Australian Federal Police are struggling to regain control of the ongoing situation on Christmas Island, as detainees continue their week of protests by burning down accommodation tents and throwing rocks.
Australian Federal Police are struggling to regain control of the ongoing situation on Christmas Island, as detainees continued their week of protests by burning down accommodation tents, vandalising property and throwing rocks.
Bean bag bullets and tear gas were used for the third time this week, after detainees broke through the North West Point detention centre perimeter fence and started advancing on a AFP line set up to block further breakouts. Armed with several improvised weapons, including rocks, and using accelerants such as aerosol cans, the protesters torched seven marquees used for accommodation and recreation.
There were reports this morning of Molotov cocktails being used, but these were not confirmed by the AFP. Several office dongas used to interview detainees were also burnt down in the melee. The AFP has bolstered its numbers to more than 110 on the island as a response to ongoing protests, which the Department of Immigration and Citizenship (DIAC) have described as "violent" and "challenging".
Two people were transferred to the Christmas Island medical centre with minor injuries after the skirmish settled at about midnight, island time. Hundreds of detainees and staff were evacuated after the fire spread throughout the grounds, while some Serco staff were treated for the effects of tear gas and smoke inhalation.
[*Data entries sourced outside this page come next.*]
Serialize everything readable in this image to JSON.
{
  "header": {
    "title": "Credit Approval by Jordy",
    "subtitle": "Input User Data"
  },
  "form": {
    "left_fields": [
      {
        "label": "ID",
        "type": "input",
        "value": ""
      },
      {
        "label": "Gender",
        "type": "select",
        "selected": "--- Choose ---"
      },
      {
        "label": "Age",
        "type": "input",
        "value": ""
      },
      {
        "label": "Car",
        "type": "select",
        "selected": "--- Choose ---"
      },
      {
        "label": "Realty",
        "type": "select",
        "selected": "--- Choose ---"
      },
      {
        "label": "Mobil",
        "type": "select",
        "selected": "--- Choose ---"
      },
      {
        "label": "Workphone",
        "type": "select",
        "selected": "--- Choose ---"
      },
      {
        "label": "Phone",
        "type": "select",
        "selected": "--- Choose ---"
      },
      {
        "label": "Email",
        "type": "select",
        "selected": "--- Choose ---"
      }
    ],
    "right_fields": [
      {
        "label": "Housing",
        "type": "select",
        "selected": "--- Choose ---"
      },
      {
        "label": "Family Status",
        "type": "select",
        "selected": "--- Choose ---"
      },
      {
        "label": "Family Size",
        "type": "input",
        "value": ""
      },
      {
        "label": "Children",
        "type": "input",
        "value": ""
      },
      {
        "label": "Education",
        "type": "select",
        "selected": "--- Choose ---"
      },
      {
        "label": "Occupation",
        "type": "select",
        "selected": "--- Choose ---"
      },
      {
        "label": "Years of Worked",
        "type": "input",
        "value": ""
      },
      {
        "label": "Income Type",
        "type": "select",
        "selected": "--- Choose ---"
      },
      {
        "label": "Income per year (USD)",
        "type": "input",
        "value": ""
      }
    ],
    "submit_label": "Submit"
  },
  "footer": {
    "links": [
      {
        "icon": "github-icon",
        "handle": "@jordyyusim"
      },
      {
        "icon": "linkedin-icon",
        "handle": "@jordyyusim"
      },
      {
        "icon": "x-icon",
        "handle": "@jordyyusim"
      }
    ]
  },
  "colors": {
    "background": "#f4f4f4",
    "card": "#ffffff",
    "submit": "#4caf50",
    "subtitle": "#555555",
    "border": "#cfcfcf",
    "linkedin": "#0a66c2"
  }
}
About 250 detainees were involved in last night's protest, which marked the sixth day of demonstrations. The protests began peacefully last Friday before descending into a breakouts and violent skirmishes on Sunday. AFP members stationed on the island used tear gas and less lethal munitions (bean bag bullets) on that occasion to quell the protests, but the demonstrations have continued.
The protesting asylums seekers are believed to be angry with the amount of time taken to process their applications. In a Senate estimates hearing last month
, DIAC revealed that 900 people who have been accepted as genuine refugees were still waiting in detention centres because ASIO has not completed their security checks -- a number that has grown from 330 last October. Most of these people are being held on Christmas Island.
DIAC national communications manager Sandi Logan told ABC Radio this morning the protests were a "challenging" situation and the response currently under the leadership of the AFP. Drastic steps -- including the use of force -- had to be taken to regain control of the centre, he said.
"The AFP went to great lengths to seek to calm a group of around 250 or so protests," he said. "It would seem [the protesters] were quite intent on causing the maximum disruption and causing the maximum level of violence and property damage that they could inflict on the centre."
Logan also said that a head count had been held to confirm DIAC suspicions of detainee abscondments. Property damage would be assessed this morning, he said, including the damage to the perimeter fence, which led to the detainees' escape.
It is unclear how the damaged buildings will affect the accommodation situation on the island. There are about 1800 detainees being held in North West Point. According to Serco's contract with DIAC, North West Point has an operational capacity of 400 and a surge capacity of 800. There are currently 2398 detainees on Christmas Island.
Residents on Christmas Island are also believed to be upset with the ongoing situation on Christmas Island. Residents held a community meeting yesterday to express concerns over the response to the protests. In December last year, a boat wreck claimed the lives of at least 50 asylum seekers when it smashed into the rocks at Christmas Island. Many local residents made efforts to try and save the victims.
Logan says the government had to work to win back the trust and confidence of the locals.
"There were some pointed and probing questions from the community," he told ABC Radio. "We've got to work to earn back the trust of the community. They've been through a tough time, [but] I don't believe that they have to fear for their safety."
On Wednesday, a group of asylum seekers in Northern Immigration Detention Centre held a demonstration on the rooftop of one of their buildings. In a separate protest yesterday, about 100 detainees at the Curtin detention centre near Derby gathered to protest against their treatment.
In August last year, 80 asylum seekers staged a breakout at Northern Immigration Detention Centre. At Villawood in Sydney last September, a group of detainees held a protest on a roof.
A boat carrying 145 suspected asylum seekers arrived yesterday off Australia's north-west coast and has been taken to Christmas Island for processing. DIAC has also confirmed that a 20-year-old Afghan asylum seeker has been found dead at Scherger Immigration Detention Centre in Weipa, Queensland.